From the first entry to the last, repeat the listing exactly.
*** INFORMATION
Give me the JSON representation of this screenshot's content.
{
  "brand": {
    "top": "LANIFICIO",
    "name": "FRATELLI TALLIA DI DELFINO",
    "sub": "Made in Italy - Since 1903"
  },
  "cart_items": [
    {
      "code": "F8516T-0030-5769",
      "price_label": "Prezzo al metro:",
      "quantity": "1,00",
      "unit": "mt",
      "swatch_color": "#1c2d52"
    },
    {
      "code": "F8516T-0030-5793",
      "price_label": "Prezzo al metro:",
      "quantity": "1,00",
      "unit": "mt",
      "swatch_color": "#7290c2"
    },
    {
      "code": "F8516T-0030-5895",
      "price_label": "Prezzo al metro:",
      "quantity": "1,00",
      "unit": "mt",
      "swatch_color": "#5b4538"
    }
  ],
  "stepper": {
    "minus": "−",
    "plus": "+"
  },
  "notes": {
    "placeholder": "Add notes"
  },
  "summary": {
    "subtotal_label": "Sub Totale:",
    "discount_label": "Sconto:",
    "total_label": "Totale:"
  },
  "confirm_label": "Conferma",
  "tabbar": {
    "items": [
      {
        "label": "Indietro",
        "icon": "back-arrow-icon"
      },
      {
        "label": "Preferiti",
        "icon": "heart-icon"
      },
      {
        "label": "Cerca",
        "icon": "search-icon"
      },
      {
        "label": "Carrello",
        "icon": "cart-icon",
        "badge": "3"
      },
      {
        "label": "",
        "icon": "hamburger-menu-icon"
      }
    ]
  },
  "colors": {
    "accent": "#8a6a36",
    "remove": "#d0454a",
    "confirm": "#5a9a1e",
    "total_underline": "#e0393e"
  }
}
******
**ANSWER SECTION**
Give me the JSON representation of this screenshot's content.
{
  "brand": {
    "top": "LANIFICIO",
    "name": "FRATELLI TALLIA DI DELFINO",
    "sub": "Made in Italy - Since 1903"
  },
  "cart_items": [
    {
      "code": "F8516T-0030-5769",
      "price_label": "Prezzo al metro:",
      "quantity": "1,00",
      "unit": "mt",
      "swatch_color": "#1c2d52"
    },
    {
      "code": "F8516T-0030-5793",
      "price_label": "Prezzo al metro:",
      "quantity": "1,00",
      "unit": "mt",
      "swatch_color": "#7290c2"
    },
    {
      "code": "F8516T-0030-5895",
      "price_label": "Prezzo al metro:",
      "quantity": "1,00",
      "unit": "mt",
      "swatch_color": "#5b4538"
    }
  ],
  "stepper": {
    "minus": "−",
    "plus": "+"
  },
  "notes": {
    "placeholder": "Add notes"
  },
  "summary": {
    "subtotal_label": "Sub Totale:",
    "discount_label": "Sconto:",
    "total_label": "Totale:"
  },
  "confirm_label": "Conferma",
  "tabbar": {
    "items": [
      {
        "label": "Indietro",
        "icon": "back-arrow-icon"
      },
      {
        "label": "Preferiti",
        "icon": "heart-icon"
      },
      {
        "label": "Cerca",
        "icon": "search-icon"
      },
      {
        "label": "Carrello",
        "icon": "cart-icon",
        "badge": "3"
      },
      {
        "label": "",
        "icon": "hamburger-menu-icon"
      }
    ]
  },
  "colors": {
    "accent": "#8a6a36",
    "remove": "#d0454a",
    "confirm": "#5a9a1e",
    "total_underline": "#e0393e"
  }
}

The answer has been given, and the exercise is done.